*Directions*
Return the entries below in their exact form, leaving the pictures out.

*Data extracts*
^^^^^^^^

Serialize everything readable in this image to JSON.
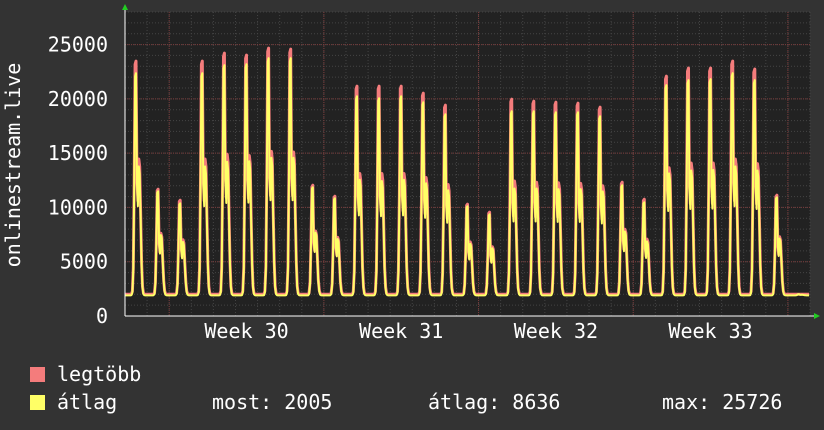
{
  "chart_data": {
    "type": "area",
    "title": "",
    "xlabel": "",
    "ylabel": "onlinestream.live",
    "ylim": [
      0,
      28000
    ],
    "yticks": [
      0,
      5000,
      10000,
      15000,
      20000,
      25000
    ],
    "xticks": [
      "Week 30",
      "Week 31",
      "Week 32",
      "Week 33"
    ],
    "grid": true,
    "legend_position": "bottom-left",
    "days_visible": 31,
    "series": [
      {
        "name": "legtöbb",
        "color": "#f47c7c",
        "daily_peaks": [
          25300,
          12500,
          11400,
          25300,
          26100,
          25900,
          26600,
          26500,
          12900,
          11800,
          22800,
          22800,
          22800,
          22100,
          20900,
          11000,
          10200,
          21500,
          21300,
          21200,
          21100,
          20700,
          13200,
          11500,
          23800,
          24600,
          24600,
          25300,
          24500,
          11900,
          2005
        ]
      },
      {
        "name": "átlag",
        "color": "#ffff66",
        "daily_peaks": [
          24100,
          12300,
          11100,
          24100,
          24900,
          25000,
          25600,
          25600,
          12700,
          11600,
          21800,
          21600,
          21800,
          21200,
          20000,
          10800,
          10000,
          20300,
          20300,
          20200,
          20200,
          19800,
          12900,
          11200,
          22900,
          23400,
          23500,
          24100,
          23400,
          11700,
          2005
        ]
      }
    ]
  },
  "legend": [
    {
      "label": "legtöbb",
      "color": "#f47c7c"
    },
    {
      "label": "átlag",
      "color": "#ffff66"
    }
  ],
  "stats": {
    "current": "most: 2005",
    "average": "átlag: 8636",
    "max": "max: 25726"
  }
}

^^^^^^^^

*Solved exercise*
Serialize everything readable in this image to JSON.
{
  "chart_data": {
    "type": "area",
    "title": "",
    "xlabel": "",
    "ylabel": "onlinestream.live",
    "ylim": [
      0,
      28000
    ],
    "yticks": [
      0,
      5000,
      10000,
      15000,
      20000,
      25000
    ],
    "xticks": [
      "Week 30",
      "Week 31",
      "Week 32",
      "Week 33"
    ],
    "grid": true,
    "legend_position": "bottom-left",
    "days_visible": 31,
    "series": [
      {
        "name": "legtöbb",
        "color": "#f47c7c",
        "daily_peaks": [
          25300,
          12500,
          11400,
          25300,
          26100,
          25900,
          26600,
          26500,
          12900,
          11800,
          22800,
          22800,
          22800,
          22100,
          20900,
          11000,
          10200,
          21500,
          21300,
          21200,
          21100,
          20700,
          13200,
          11500,
          23800,
          24600,
          24600,
          25300,
          24500,
          11900,
          2005
        ]
      },
      {
        "name": "átlag",
        "color": "#ffff66",
        "daily_peaks": [
          24100,
          12300,
          11100,
          24100,
          24900,
          25000,
          25600,
          25600,
          12700,
          11600,
          21800,
          21600,
          21800,
          21200,
          20000,
          10800,
          10000,
          20300,
          20300,
          20200,
          20200,
          19800,
          12900,
          11200,
          22900,
          23400,
          23500,
          24100,
          23400,
          11700,
          2005
        ]
      }
    ]
  },
  "legend": [
    {
      "label": "legtöbb",
      "color": "#f47c7c"
    },
    {
      "label": "átlag",
      "color": "#ffff66"
    }
  ],
  "stats": {
    "current": "most: 2005",
    "average": "átlag: 8636",
    "max": "max: 25726"
  }
}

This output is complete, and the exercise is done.